[SOURCE MATERIAL Boundary: Start]

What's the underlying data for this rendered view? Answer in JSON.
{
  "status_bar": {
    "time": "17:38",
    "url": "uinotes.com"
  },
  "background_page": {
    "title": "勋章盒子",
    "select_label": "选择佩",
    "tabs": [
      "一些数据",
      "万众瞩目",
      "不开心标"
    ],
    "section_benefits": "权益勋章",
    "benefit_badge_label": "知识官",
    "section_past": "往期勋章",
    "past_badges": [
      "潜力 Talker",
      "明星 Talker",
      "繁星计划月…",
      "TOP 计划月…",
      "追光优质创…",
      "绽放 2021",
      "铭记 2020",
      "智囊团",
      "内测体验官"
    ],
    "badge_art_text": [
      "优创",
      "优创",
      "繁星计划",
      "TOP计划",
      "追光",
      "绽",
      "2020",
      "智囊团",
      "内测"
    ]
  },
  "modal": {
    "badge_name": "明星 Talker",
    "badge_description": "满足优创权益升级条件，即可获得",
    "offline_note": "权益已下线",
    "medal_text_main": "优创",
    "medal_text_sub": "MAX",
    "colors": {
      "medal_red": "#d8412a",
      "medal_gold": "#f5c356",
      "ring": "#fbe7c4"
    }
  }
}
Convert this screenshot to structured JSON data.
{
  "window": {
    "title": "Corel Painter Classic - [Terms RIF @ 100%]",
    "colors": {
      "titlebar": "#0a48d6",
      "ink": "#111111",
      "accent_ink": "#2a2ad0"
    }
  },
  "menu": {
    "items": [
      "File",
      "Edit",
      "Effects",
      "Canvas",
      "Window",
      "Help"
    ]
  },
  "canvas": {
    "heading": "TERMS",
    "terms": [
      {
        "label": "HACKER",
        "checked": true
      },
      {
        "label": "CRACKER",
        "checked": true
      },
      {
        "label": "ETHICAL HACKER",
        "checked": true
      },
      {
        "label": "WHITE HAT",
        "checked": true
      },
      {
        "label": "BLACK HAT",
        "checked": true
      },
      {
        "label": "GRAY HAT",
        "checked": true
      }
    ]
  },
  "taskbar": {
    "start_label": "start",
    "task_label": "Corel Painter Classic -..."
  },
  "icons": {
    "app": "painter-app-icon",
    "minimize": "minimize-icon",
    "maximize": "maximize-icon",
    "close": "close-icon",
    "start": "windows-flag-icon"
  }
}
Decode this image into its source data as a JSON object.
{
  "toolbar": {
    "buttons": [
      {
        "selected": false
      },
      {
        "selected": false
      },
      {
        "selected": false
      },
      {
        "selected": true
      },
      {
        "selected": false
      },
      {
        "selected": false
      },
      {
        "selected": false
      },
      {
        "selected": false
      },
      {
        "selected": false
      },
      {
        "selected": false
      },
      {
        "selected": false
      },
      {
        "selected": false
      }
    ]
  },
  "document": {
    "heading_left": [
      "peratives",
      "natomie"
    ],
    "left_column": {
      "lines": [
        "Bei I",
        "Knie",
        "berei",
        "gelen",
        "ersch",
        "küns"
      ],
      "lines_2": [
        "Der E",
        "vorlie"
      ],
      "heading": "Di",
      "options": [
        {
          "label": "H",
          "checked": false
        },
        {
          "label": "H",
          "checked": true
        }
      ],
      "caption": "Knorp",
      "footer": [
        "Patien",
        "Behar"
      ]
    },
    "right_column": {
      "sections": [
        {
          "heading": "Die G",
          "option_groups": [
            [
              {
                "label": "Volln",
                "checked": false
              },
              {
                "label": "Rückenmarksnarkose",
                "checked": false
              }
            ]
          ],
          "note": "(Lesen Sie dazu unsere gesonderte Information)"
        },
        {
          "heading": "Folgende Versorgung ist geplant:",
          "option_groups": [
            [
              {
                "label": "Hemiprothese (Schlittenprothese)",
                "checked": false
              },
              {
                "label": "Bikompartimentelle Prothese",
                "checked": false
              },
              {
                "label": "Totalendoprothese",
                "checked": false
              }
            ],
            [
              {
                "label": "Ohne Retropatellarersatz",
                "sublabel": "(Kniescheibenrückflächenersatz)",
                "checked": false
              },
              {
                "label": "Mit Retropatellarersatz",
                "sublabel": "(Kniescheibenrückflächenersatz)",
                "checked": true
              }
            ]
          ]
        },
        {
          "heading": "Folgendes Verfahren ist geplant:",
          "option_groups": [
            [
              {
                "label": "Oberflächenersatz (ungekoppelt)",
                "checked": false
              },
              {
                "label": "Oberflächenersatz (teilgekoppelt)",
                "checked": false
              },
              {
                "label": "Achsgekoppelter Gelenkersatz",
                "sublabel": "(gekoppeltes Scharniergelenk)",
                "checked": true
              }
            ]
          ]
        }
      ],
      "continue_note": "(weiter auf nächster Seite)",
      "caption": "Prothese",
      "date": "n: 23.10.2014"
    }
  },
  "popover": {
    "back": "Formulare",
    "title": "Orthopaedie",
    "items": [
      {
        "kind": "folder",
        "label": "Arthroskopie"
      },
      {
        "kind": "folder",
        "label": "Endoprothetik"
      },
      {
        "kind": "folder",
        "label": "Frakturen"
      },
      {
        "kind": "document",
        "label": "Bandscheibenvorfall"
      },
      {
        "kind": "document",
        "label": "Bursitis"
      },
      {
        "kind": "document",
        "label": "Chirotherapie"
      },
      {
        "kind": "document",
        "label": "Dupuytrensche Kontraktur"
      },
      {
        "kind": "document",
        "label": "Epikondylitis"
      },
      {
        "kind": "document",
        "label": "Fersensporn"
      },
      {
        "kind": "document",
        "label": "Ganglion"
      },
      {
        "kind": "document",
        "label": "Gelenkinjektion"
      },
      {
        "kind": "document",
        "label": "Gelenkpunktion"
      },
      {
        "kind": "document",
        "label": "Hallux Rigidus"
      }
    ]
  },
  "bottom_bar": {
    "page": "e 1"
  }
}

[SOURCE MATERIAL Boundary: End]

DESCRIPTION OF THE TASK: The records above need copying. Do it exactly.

ANSWER BELOW:
What's the underlying data for this rendered view? Answer in JSON.
{
  "status_bar": {
    "time": "17:38",
    "url": "uinotes.com"
  },
  "background_page": {
    "title": "勋章盒子",
    "select_label": "选择佩",
    "tabs": [
      "一些数据",
      "万众瞩目",
      "不开心标"
    ],
    "section_benefits": "权益勋章",
    "benefit_badge_label": "知识官",
    "section_past": "往期勋章",
    "past_badges": [
      "潜力 Talker",
      "明星 Talker",
      "繁星计划月…",
      "TOP 计划月…",
      "追光优质创…",
      "绽放 2021",
      "铭记 2020",
      "智囊团",
      "内测体验官"
    ],
    "badge_art_text": [
      "优创",
      "优创",
      "繁星计划",
      "TOP计划",
      "追光",
      "绽",
      "2020",
      "智囊团",
      "内测"
    ]
  },
  "modal": {
    "badge_name": "明星 Talker",
    "badge_description": "满足优创权益升级条件，即可获得",
    "offline_note": "权益已下线",
    "medal_text_main": "优创",
    "medal_text_sub": "MAX",
    "colors": {
      "medal_red": "#d8412a",
      "medal_gold": "#f5c356",
      "ring": "#fbe7c4"
    }
  }
}
Convert this screenshot to structured JSON data.
{
  "window": {
    "title": "Corel Painter Classic - [Terms RIF @ 100%]",
    "colors": {
      "titlebar": "#0a48d6",
      "ink": "#111111",
      "accent_ink": "#2a2ad0"
    }
  },
  "menu": {
    "items": [
      "File",
      "Edit",
      "Effects",
      "Canvas",
      "Window",
      "Help"
    ]
  },
  "canvas": {
    "heading": "TERMS",
    "terms": [
      {
        "label": "HACKER",
        "checked": true
      },
      {
        "label": "CRACKER",
        "checked": true
      },
      {
        "label": "ETHICAL HACKER",
        "checked": true
      },
      {
        "label": "WHITE HAT",
        "checked": true
      },
      {
        "label": "BLACK HAT",
        "checked": true
      },
      {
        "label": "GRAY HAT",
        "checked": true
      }
    ]
  },
  "taskbar": {
    "start_label": "start",
    "task_label": "Corel Painter Classic -..."
  },
  "icons": {
    "app": "painter-app-icon",
    "minimize": "minimize-icon",
    "maximize": "maximize-icon",
    "close": "close-icon",
    "start": "windows-flag-icon"
  }
}
Decode this image into its source data as a JSON object.
{
  "toolbar": {
    "buttons": [
      {
        "selected": false
      },
      {
        "selected": false
      },
      {
        "selected": false
      },
      {
        "selected": true
      },
      {
        "selected": false
      },
      {
        "selected": false
      },
      {
        "selected": false
      },
      {
        "selected": false
      },
      {
        "selected": false
      },
      {
        "selected": false
      },
      {
        "selected": false
      },
      {
        "selected": false
      }
    ]
  },
  "document": {
    "heading_left": [
      "peratives",
      "natomie"
    ],
    "left_column": {
      "lines": [
        "Bei I",
        "Knie",
        "berei",
        "gelen",
        "ersch",
        "küns"
      ],
      "lines_2": [
        "Der E",
        "vorlie"
      ],
      "heading": "Di",
      "options": [
        {
          "label": "H",
          "checked": false
        },
        {
          "label": "H",
          "checked": true
        }
      ],
      "caption": "Knorp",
      "footer": [
        "Patien",
        "Behar"
      ]
    },
    "right_column": {
      "sections": [
        {
          "heading": "Die G",
          "option_groups": [
            [
              {
                "label": "Volln",
                "checked": false
              },
              {
                "label": "Rückenmarksnarkose",
                "checked": false
              }
            ]
          ],
          "note": "(Lesen Sie dazu unsere gesonderte Information)"
        },
        {
          "heading": "Folgende Versorgung ist geplant:",
          "option_groups": [
            [
              {
                "label": "Hemiprothese (Schlittenprothese)",
                "checked": false
              },
              {
                "label": "Bikompartimentelle Prothese",
                "checked": false
              },
              {
                "label": "Totalendoprothese",
                "checked": false
              }
            ],
            [
              {
                "label": "Ohne Retropatellarersatz",
                "sublabel": "(Kniescheibenrückflächenersatz)",
                "checked": false
              },
              {
                "label": "Mit Retropatellarersatz",
                "sublabel": "(Kniescheibenrückflächenersatz)",
                "checked": true
              }
            ]
          ]
        },
        {
          "heading": "Folgendes Verfahren ist geplant:",
          "option_groups": [
            [
              {
                "label": "Oberflächenersatz (ungekoppelt)",
                "checked": false
              },
              {
                "label": "Oberflächenersatz (teilgekoppelt)",
                "checked": false
              },
              {
                "label": "Achsgekoppelter Gelenkersatz",
                "sublabel": "(gekoppeltes Scharniergelenk)",
                "checked": true
              }
            ]
          ]
        }
      ],
      "continue_note": "(weiter auf nächster Seite)",
      "caption": "Prothese",
      "date": "n: 23.10.2014"
    }
  },
  "popover": {
    "back": "Formulare",
    "title": "Orthopaedie",
    "items": [
      {
        "kind": "folder",
        "label": "Arthroskopie"
      },
      {
        "kind": "folder",
        "label": "Endoprothetik"
      },
      {
        "kind": "folder",
        "label": "Frakturen"
      },
      {
        "kind": "document",
        "label": "Bandscheibenvorfall"
      },
      {
        "kind": "document",
        "label": "Bursitis"
      },
      {
        "kind": "document",
        "label": "Chirotherapie"
      },
      {
        "kind": "document",
        "label": "Dupuytrensche Kontraktur"
      },
      {
        "kind": "document",
        "label": "Epikondylitis"
      },
      {
        "kind": "document",
        "label": "Fersensporn"
      },
      {
        "kind": "document",
        "label": "Ganglion"
      },
      {
        "kind": "document",
        "label": "Gelenkinjektion"
      },
      {
        "kind": "document",
        "label": "Gelenkpunktion"
      },
      {
        "kind": "document",
        "label": "Hallux Rigidus"
      }
    ]
  },
  "bottom_bar": {
    "page": "e 1"
  }
}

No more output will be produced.